Tag Archives: genre

Bad Fantasy: the boils on the arse of genre fiction

Let’s face it, we’ve all read some truly atrocious fantasy novels.  For some people that may be the reason they don’t read the genre as a whole, for which I can hardly blame them.

Neither do I!

To be completely honest: I’ve stopped reading generic High Fantasy novels.  I just can’t take it anymore.  Not only is it generally a reworking of old trite nonsense which is quite painful to read, it also makes me angry.  I get angry that this junk gets published when I know I write better, I get angry that people buy these books (thus propagating the myth that these books are desirable works of fiction) and I get angry that writers write them.

How dare they!

The fantasy genre is snubbed enough in literary circles without these idiots bulking up the shelves with their drivel.  In my creative writing module at university my professor, the author John Burnside, at one point announced something like: “I hope none of you are writing fantasy or any such thing!”  At which point I felt obliged to point out that, yes, I do write fantasy and have done so since my first random, meandering stories as a child.  The whole classroom, of only 15 people or so, suddenly became a little more awkward.
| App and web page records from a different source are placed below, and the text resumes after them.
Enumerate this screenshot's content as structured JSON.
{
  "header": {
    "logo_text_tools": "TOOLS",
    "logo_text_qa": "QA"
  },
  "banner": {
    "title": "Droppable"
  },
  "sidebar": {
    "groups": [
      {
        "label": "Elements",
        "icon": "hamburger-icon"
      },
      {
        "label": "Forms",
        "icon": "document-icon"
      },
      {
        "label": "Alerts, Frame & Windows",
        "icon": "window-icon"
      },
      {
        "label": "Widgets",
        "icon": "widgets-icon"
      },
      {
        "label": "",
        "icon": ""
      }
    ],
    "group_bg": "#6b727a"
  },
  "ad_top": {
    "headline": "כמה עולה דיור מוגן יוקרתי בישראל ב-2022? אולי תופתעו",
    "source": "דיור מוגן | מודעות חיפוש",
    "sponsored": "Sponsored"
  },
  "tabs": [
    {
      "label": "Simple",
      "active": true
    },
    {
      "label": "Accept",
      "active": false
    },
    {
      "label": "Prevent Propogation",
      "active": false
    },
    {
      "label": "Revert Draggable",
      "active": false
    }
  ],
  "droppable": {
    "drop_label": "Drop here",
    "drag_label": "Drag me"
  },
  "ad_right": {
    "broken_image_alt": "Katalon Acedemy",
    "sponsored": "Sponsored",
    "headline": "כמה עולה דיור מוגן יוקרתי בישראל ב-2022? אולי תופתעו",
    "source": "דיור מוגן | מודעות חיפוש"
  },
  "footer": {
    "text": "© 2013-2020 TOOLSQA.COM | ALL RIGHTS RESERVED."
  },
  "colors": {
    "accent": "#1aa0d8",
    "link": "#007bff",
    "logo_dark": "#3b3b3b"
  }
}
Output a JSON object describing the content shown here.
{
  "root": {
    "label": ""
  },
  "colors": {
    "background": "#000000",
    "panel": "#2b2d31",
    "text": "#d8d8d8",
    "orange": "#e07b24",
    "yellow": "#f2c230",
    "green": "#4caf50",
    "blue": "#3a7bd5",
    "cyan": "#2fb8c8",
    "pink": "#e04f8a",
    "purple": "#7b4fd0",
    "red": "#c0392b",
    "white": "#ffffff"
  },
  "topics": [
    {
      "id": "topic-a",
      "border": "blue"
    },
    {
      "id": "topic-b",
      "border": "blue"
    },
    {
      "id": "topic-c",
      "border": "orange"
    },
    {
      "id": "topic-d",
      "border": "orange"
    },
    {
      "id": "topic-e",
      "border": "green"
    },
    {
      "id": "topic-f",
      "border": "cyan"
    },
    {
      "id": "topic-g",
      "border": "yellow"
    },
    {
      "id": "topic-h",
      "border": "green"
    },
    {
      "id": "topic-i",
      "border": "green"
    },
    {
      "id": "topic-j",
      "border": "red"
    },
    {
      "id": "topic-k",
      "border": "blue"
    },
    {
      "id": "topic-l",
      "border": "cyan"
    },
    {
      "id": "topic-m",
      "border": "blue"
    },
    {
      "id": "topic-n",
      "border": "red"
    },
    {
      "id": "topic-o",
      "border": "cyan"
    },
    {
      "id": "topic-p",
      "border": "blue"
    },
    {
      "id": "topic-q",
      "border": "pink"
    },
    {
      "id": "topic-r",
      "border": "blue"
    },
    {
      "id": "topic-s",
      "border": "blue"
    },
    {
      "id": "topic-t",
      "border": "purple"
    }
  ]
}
I remember trying very hard during his class to not write fantasy for my assignments; despite my confident assertion he had struck a chord which continued to reverberate throughout the semester.  It was only for my dissertation the following year that I submitted a work of fantasy, a single chapter in what would later become Exodus.  Burnside wrote the comment: “I wonder what she will make of the real world” when he marked it.  I still got an 18/20, though.

So here’s my challenge to any other writers of fantasy, or any much-maligned type of genre fiction: write the best goddamned novels ever to be read by human eyes.

We’ll show those bastards.

On writing GENRE (gaspshockhorror)

Now this will likely be a long-term rant, of which this post will probably be part one of many.  I will tell you now, in the pursuit of full disclosure:

I write genre fiction.

If that statement makes the elitist stick in your arsehole move slightly more north than makes you entirely comfortable, I think we can both agree that this blog is not for you.

I’m going to quote one of my favourite writers now, Ursula Le Guin:

To think that realistic fiction is by definition superior to imaginative fiction is to think imitation is superior to invention.

You’ll find I quote her a lot because she has a lot to say on the subject and is just generally amazing.  As one of my heroes of genre fiction, Le Guin proves that just because something isn’t real that doesn’t mean it’s not plausible.  She makes a big point about the idea of plausibility in imaginative fiction, with which I wholeheartedly agree.

When I write my imaginative world I’m not completely rejecting the idea of realism.  I’m simply rejecting this reality, here and now, and failing to see it as the boundaries of worthwhile literature.  I see that it’s important to live in the real world (as much as I despised that idea as a child), the same way I believe the alphabet is important, as the essential base elements of creating something altogether different.

And here lies the rub, Madame or Monsieur Stick-butt (if you’re still persevering through to the bitter end): all fiction is made up, be it genre or literary.  Imagination is the key to all fiction.

I have issue with the idea that literary fiction is “serious” fiction because it prefers to dwell on characters staring at their own bellybuttons rather than any semblance of plot.  There’s a snobbery involved in the idea that a novel has to stylishly forgo such plebeian nonsense as plot or narrative in order to be “writerly”.  It’s like the modern artist who forgoes canvas altogether and splashes paint upon their own naked flesh.  It’s interesting, makes a point that is certainly worthwhile, but I wouldn’t then make the logical leap that anyone who still deigns to use canvas is therefore less artistic or lacking in value.

I find it interesting to note that the Wikipedia article on literary fiction has a disclaimer: “This article has multiple issues.”

I’d say.

In my opinion the slippery term “literary fiction” does little as a helpful description of what is, undeniably, a genre in its own right.  Perhaps if we got rid of it altogether it might help to finally be rid of the schism in literature that patronises genre fiction as unserious, unworthy and unliterary.

Bollocks to that.